Sweat will help a Bears pass rush that has generated just 10 sacks.
Giving up what is currently projected to be the No. 37 pick according to Tankathon.com is a high price to pay for a player that you currently have to label a rental.
It leaves the Chicago Bears with just six draft picks for the 2024 draft although two of them are in the first round.
It is also a hefty price to pay for a player that general manager Ryan Poles could just go out next offseason and sign as the Bears have plenty of cap space.
Maybe Poles did not want to compete for Sweat’s services in a weak pass-rushing draft.
Chicago Tribune’s NFL beat writer Brad Biggs is speculating the Bears will try to work out a contract extension to make this trade make sense.
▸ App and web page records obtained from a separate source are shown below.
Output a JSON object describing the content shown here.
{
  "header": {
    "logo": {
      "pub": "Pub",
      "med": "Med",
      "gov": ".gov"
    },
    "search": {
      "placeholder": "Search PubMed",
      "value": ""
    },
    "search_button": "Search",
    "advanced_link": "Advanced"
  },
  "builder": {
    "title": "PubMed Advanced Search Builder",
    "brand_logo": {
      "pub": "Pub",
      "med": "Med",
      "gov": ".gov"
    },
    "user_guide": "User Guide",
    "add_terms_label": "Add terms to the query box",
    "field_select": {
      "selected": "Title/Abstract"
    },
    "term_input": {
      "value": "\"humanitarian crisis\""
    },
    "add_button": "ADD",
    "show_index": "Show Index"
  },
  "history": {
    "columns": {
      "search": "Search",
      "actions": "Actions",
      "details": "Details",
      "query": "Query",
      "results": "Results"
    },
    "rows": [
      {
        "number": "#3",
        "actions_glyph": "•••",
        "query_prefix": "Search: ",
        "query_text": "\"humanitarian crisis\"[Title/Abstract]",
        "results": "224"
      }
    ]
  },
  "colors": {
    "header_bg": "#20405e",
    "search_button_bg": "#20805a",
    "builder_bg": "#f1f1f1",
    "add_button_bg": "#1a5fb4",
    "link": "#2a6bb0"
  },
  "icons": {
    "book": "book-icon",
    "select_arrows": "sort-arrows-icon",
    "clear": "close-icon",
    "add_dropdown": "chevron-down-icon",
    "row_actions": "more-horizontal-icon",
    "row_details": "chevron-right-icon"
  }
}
Plus, they can always franchise tag him in the offseason.
Another problem with this trade is a rebuilding team chose a player who is 27 over his former teammate Chase Young, who is 24.
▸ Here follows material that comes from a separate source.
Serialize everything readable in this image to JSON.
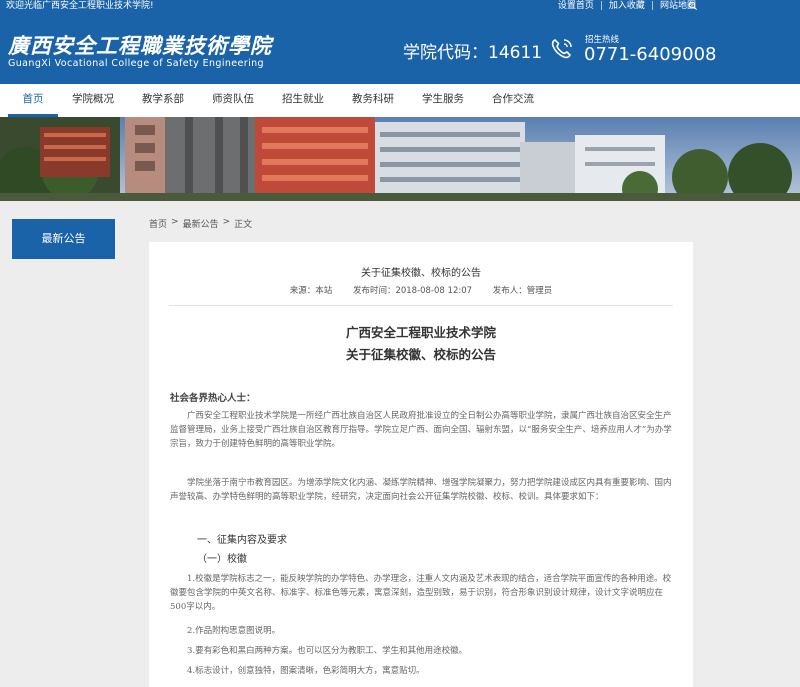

Young is rumored to be on the trade market and there was rumor floating around over the weekend that the Chicago Bears were going to acquire him.
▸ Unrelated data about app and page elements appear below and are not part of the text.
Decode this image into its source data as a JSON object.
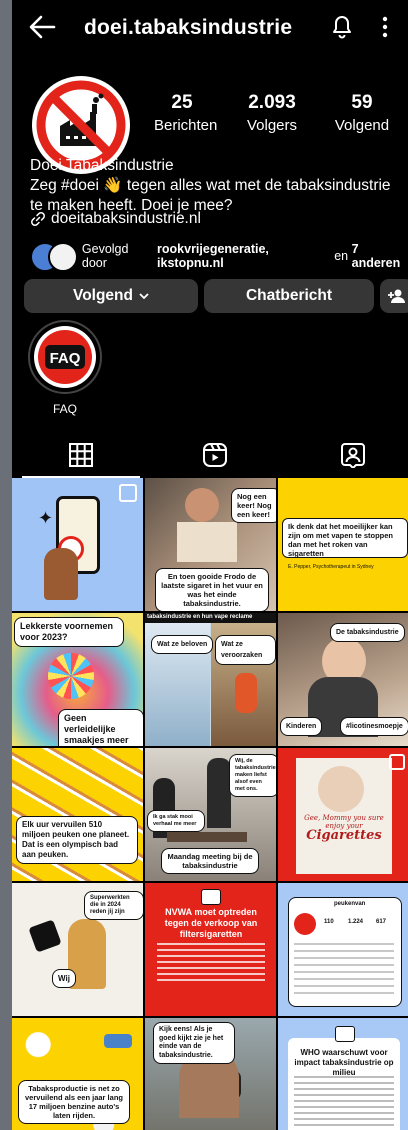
{
  "header": {
    "username": "doei.tabaksindustrie"
  },
  "stats": [
    {
      "value": "25",
      "label": "Berichten"
    },
    {
      "value": "2.093",
      "label": "Volgers"
    },
    {
      "value": "59",
      "label": "Volgend"
    }
  ],
  "bio": {
    "name": "Doei Tabaksindustrie",
    "text_before_emoji": "Zeg #doei",
    "emoji": "👋",
    "text_after_emoji": "tegen alles wat met de tabaksindustrie te maken heeft. Doei je mee?",
    "link": "doeitabaksindustrie.nl"
  },
  "followed_by": {
    "prefix": "Gevolgd door",
    "names": "rookvrijegeneratie, ikstopnu.nl",
    "connector": "en",
    "others": "7 anderen"
  },
  "buttons": {
    "following": "Volgend",
    "message": "Chatbericht"
  },
  "highlight": {
    "label": "FAQ",
    "badge": "FAQ"
  },
  "colors": {
    "accent_red": "#e3241b",
    "yellow": "#fcd200",
    "blue": "#a8c8f6"
  },
  "posts": {
    "p1": {},
    "p2": {
      "cap1": "Nog een keer! Nog een keer!",
      "cap2": "En toen gooide Frodo de laatste sigaret in het vuur en was het einde tabaksindustrie."
    },
    "p3": {
      "quote": "Ik denk dat het moeilijker kan zijn om met vapen te stoppen dan met het roken van sigaretten",
      "source": "E. Pepper, Psychotherapeut in Sydney"
    },
    "p4": {
      "title": "Lekkerste voornemen voor 2023?",
      "cap": "Geen verleidelijke smaakjes meer in vapes"
    },
    "p5": {
      "top": "tabaksindustrie en hun vape reclame",
      "left": "Wat ze beloven",
      "right": "Wat ze veroorzaken"
    },
    "p6": {
      "top": "De tabaksindustrie",
      "left": "Kinderen",
      "right": "#licotinesmoepje"
    },
    "p7": {
      "cap": "Elk uur vervuilen 510 miljoen peuken one planeet. Dat is een olympisch bad aan peuken."
    },
    "p8": {
      "cap1": "Wij, de tabaksindustrie maken liefst alsof even met ons.",
      "cap2": "Ik ga stak mooi verhaal me meer",
      "cap3": "Maandag meeting bij de tabaksindustrie"
    },
    "p9": {
      "script1": "Gee, Mommy you sure enjoy your",
      "script2": "Cigarettes"
    },
    "p10": {
      "cap1": "Superwerkten die in 2024 reden jij zijn",
      "cap2": "Wij"
    },
    "p11": {
      "title": "NVWA moet optreden tegen de verkoop van filtersigaretten"
    },
    "p12": {
      "handle": "peukenvan",
      "s1": "110",
      "s2": "1.224",
      "s3": "617"
    },
    "p13": {
      "cap": "Tabaksproductie is net zo vervuilend als een jaar lang 17 miljoen benzine auto's laten rijden."
    },
    "p14": {
      "cap": "Kijk eens! Als je goed kijkt zie je het einde van de tabaksindustrie."
    },
    "p15": {
      "title": "WHO waarschuwt voor impact tabaksindustrie op milieu"
    }
  }
}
It turns out there is a valid reason the Bears probably chose Sweat over Young.
Young won Defensive Rookie of the Year in 2020 after posting 7.5 sacks. Injuries limited him to just 12 games during his next two seasons.
He is healthy this year and has racked up five sacks so far. Durability is something Ryan Poles prioritizes, and Sweat has only missed seven games in his career.
Had the Poles traded for Young, he would have needed to sign him to an extension as Young is set to be a free agent after the season.
You cannot blame Poles for going with the durable Sweat.
Now he just needs to sign Sweat to an extension to avoid making a terrible trade before the deadline for the second consecutive year. At the very least, we need to hope that this is not the defensive version of the Chase Claypool trade.